Skip to content

Towards Sustainability Of Geothermal Heat Exchangers

https://live-twi.cloud.contensis.com/image-library/istock-1126391324-large1.x1c9a6081.jpg?w=2309&h=1299&crop=2048,1299,131,0

Wed, 13 May, 2020

Heat Exchangers (HXs) are critical components of a geothermal power plant. Due to close and continuous proximity to aggressive geothermal brines, the HX are subject to corrosion and scaling issues adding to capital costs as well reducing the overall efficiency of geothermal power plants. The opportunities, therefore, lie in fostering improvements in the anti-scaling and anti-corrosion properties as well as heat transfer performance of the HX material that would lead to smaller, more efficient and less costly systems.
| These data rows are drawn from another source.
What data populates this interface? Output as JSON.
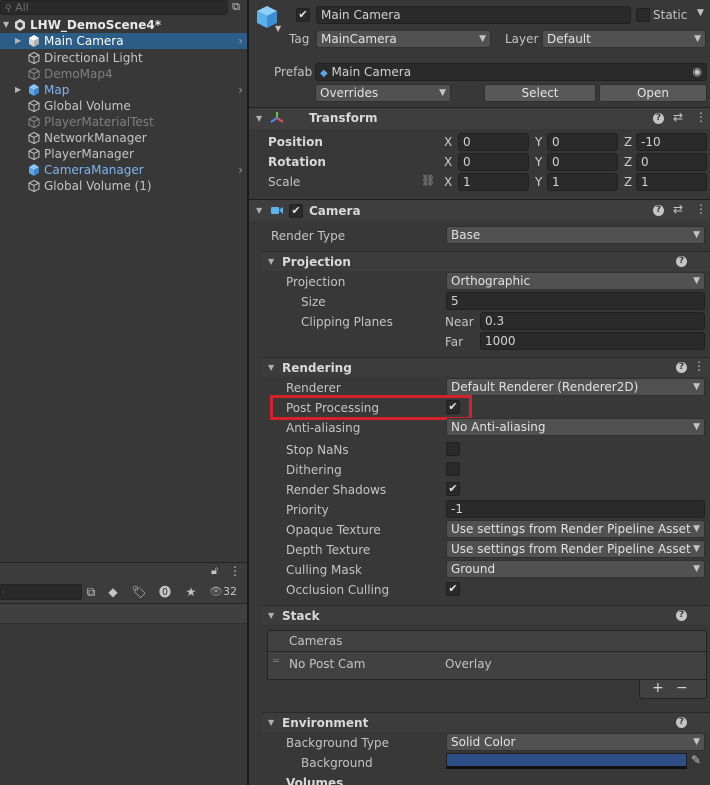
{
  "hierarchy": {
    "search_placeholder": "All",
    "scene": "LHW_DemoScene4*",
    "items": [
      {
        "label": "Main Camera",
        "selected": true,
        "expandable": true
      },
      {
        "label": "Directional Light"
      },
      {
        "label": "DemoMap4",
        "disabled": true
      },
      {
        "label": "Map",
        "expandable": true,
        "prefab": true
      },
      {
        "label": "Global Volume"
      },
      {
        "label": "PlayerMaterialTest",
        "disabled": true
      },
      {
        "label": "NetworkManager"
      },
      {
        "label": "PlayerManager"
      },
      {
        "label": "CameraManager",
        "prefab": true
      },
      {
        "label": "Global Volume (1)"
      }
    ]
  },
  "project": {
    "count": "32"
  },
  "inspector": {
    "object_name": "Main Camera",
    "static_label": "Static",
    "tag_label": "Tag",
    "tag_value": "MainCamera",
    "layer_label": "Layer",
    "layer_value": "Default",
    "prefab_label": "Prefab",
    "prefab_value": "Main Camera",
    "overrides_label": "Overrides",
    "select_label": "Select",
    "open_label": "Open",
    "transform": {
      "title": "Transform",
      "position_label": "Position",
      "rotation_label": "Rotation",
      "scale_label": "Scale",
      "position": {
        "x": "0",
        "y": "0",
        "z": "-10"
      },
      "rotation": {
        "x": "0",
        "y": "0",
        "z": "0"
      },
      "scale": {
        "x": "1",
        "y": "1",
        "z": "1"
      },
      "axis_x": "X",
      "axis_y": "Y",
      "axis_z": "Z"
    },
    "camera": {
      "title": "Camera",
      "render_type_label": "Render Type",
      "render_type_value": "Base",
      "projection_section": "Projection",
      "projection_label": "Projection",
      "projection_value": "Orthographic",
      "size_label": "Size",
      "size_value": "5",
      "clipping_label": "Clipping Planes",
      "near_label": "Near",
      "near_value": "0.3",
      "far_label": "Far",
      "far_value": "1000",
      "rendering_section": "Rendering",
      "renderer_label": "Renderer",
      "renderer_value": "Default Renderer (Renderer2D)",
      "post_processing_label": "Post Processing",
      "anti_aliasing_label": "Anti-aliasing",
      "anti_aliasing_value": "No Anti-aliasing",
      "stop_nans_label": "Stop NaNs",
      "dithering_label": "Dithering",
      "render_shadows_label": "Render Shadows",
      "priority_label": "Priority",
      "priority_value": "-1",
      "opaque_texture_label": "Opaque Texture",
      "opaque_texture_value": "Use settings from Render Pipeline Asset",
      "depth_texture_label": "Depth Texture",
      "depth_texture_value": "Use settings from Render Pipeline Asset",
      "culling_mask_label": "Culling Mask",
      "culling_mask_value": "Ground",
      "occlusion_culling_label": "Occlusion Culling",
      "stack_section": "Stack",
      "cameras_label": "Cameras",
      "stack_item_name": "No Post Cam",
      "stack_item_type": "Overlay",
      "environment_section": "Environment",
      "background_type_label": "Background Type",
      "background_type_value": "Solid Color",
      "background_label": "Background",
      "background_color": "#2e4f86",
      "volumes_label": "Volumes"
    }
  }
}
Heat Exchangers In Geothermals

Heat exchangers are devices used to transfer heat between two or more fluid systems. Within geothermal power plants, the HXs undergo various damage mechanisms induced by corrosive species (e.g chlorides, sulfides, etc) and variables like pH, temperature and velocity of the geothermal fluids. A number of factors, are therefore, considered crucial for selection of geothermal heat exchanger materials. These include reliability of supply and cost effectiveness of the materials, mechanical and thermal properties, ease of maintenance, as well as corrosion performance, among other factors.
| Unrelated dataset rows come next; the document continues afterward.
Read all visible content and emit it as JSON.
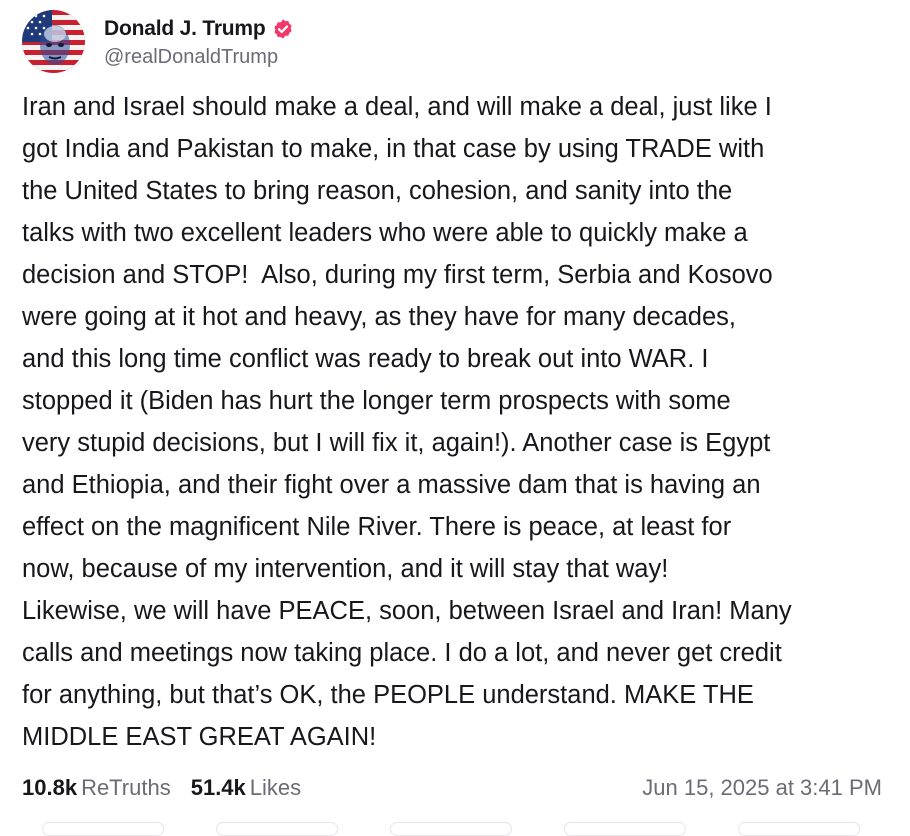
{
  "post": {
    "author": {
      "display_name": "Donald J. Trump",
      "handle": "@realDonaldTrump",
      "verified": true,
      "verified_color": "#f2386a",
      "avatar_icon": "flag-portrait-avatar"
    },
    "text": "Iran and Israel should make a deal, and will make a deal, just like I\ngot India and Pakistan to make, in that case by using TRADE with\nthe United States to bring reason, cohesion, and sanity into the\ntalks with two excellent leaders who were able to quickly make a\ndecision and STOP!  Also, during my first term, Serbia and Kosovo\nwere going at it hot and heavy, as they have for many decades,\nand this long time conflict was ready to break out into WAR. I\nstopped it (Biden has hurt the longer term prospects with some\nvery stupid decisions, but I will fix it, again!). Another case is Egypt\nand Ethiopia, and their fight over a massive dam that is having an\neffect on the magnificent Nile River. There is peace, at least for\nnow, because of my intervention, and it will stay that way!\nLikewise, we will have PEACE, soon, between Israel and Iran! Many\ncalls and meetings now taking place. I do a lot, and never get credit\nfor anything, but that’s OK, the PEOPLE understand. MAKE THE\nMIDDLE EAST GREAT AGAIN!",
    "stats": {
      "retruths_count": "10.8k",
      "retruths_label": "ReTruths",
      "likes_count": "51.4k",
      "likes_label": "Likes"
    },
    "timestamp": "Jun 15, 2025 at 3:41 PM"
  }
}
GeoHex: Solutions to Materials Challenges in Heat Exchangers

Using low cost carbon steel as base materials and modification of its surface chemistry through nano-porous coatings, GeoHex is working towards a technology that can improve heat transfer as well as anti-scaling and anti-corrosion properties of heat exchangers.

Following its kick-off in November 2019, the project moves into its next phase of development and evaluation of coatings on a lab scale.